Poker is a game of cards, where players form a hand with the goal of winning the pot at the end of each betting round. The pot is the sum of all bets made in a hand, and only the player with the highest-ranked hand wins it. Poker requires a combination of several skills to be successful, including discipline and sharp focus. There are many books on poker strategy, but a good player will also develop their own approach through careful self-examination and the observation of their opponents’ play.

One of the most important aspects of poker is learning to read your opponents. Some of this is done by analyzing physical tells, but much more is accomplished through the use of logic and mathematics. One of the best ways to learn about an opponent is by analyzing their betting patterns. A player who constantly calls and raises in a preflop situation, for example, is likely holding a solid hand.
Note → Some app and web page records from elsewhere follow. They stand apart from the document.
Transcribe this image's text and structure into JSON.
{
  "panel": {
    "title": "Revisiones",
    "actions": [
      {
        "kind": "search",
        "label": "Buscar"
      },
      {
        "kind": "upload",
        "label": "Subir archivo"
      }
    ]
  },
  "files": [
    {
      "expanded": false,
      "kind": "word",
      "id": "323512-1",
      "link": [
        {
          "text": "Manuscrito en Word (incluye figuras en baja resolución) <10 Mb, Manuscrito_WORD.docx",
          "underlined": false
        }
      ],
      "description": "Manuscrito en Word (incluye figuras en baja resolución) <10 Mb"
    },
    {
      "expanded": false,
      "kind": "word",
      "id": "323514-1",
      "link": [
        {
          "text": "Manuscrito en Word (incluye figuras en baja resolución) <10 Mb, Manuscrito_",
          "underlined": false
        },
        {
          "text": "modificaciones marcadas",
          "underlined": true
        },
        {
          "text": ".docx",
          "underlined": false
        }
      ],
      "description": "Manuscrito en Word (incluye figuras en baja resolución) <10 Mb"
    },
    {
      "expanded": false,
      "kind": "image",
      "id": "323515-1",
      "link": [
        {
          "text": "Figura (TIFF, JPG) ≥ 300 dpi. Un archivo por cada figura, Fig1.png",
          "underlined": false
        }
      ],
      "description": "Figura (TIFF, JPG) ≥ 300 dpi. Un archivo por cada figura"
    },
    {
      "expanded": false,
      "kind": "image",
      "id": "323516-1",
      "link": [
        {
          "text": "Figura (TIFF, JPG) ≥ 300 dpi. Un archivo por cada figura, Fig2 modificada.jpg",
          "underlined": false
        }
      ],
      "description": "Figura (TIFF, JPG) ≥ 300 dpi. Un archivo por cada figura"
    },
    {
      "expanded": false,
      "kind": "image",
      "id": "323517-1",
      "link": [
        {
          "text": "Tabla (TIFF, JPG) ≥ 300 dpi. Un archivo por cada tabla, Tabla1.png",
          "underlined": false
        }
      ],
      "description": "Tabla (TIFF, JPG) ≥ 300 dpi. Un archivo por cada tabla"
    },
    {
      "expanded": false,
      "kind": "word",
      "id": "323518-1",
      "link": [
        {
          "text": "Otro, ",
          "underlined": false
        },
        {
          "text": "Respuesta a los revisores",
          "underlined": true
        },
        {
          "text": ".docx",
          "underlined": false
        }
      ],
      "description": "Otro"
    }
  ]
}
When playing poker, it’s essential to mix up your style. If your opponents always know what you’re holding, they will be able to call your bluffs and will never pay off on your big hands. Learn to bluff effectively, and you’ll make it harder for your opponents to exploit you. Being the last to act also gives you an informational advantage, as your opponents will be less likely to play back at you. You can capitalize on this by raising when you have a strong hand or bluffing.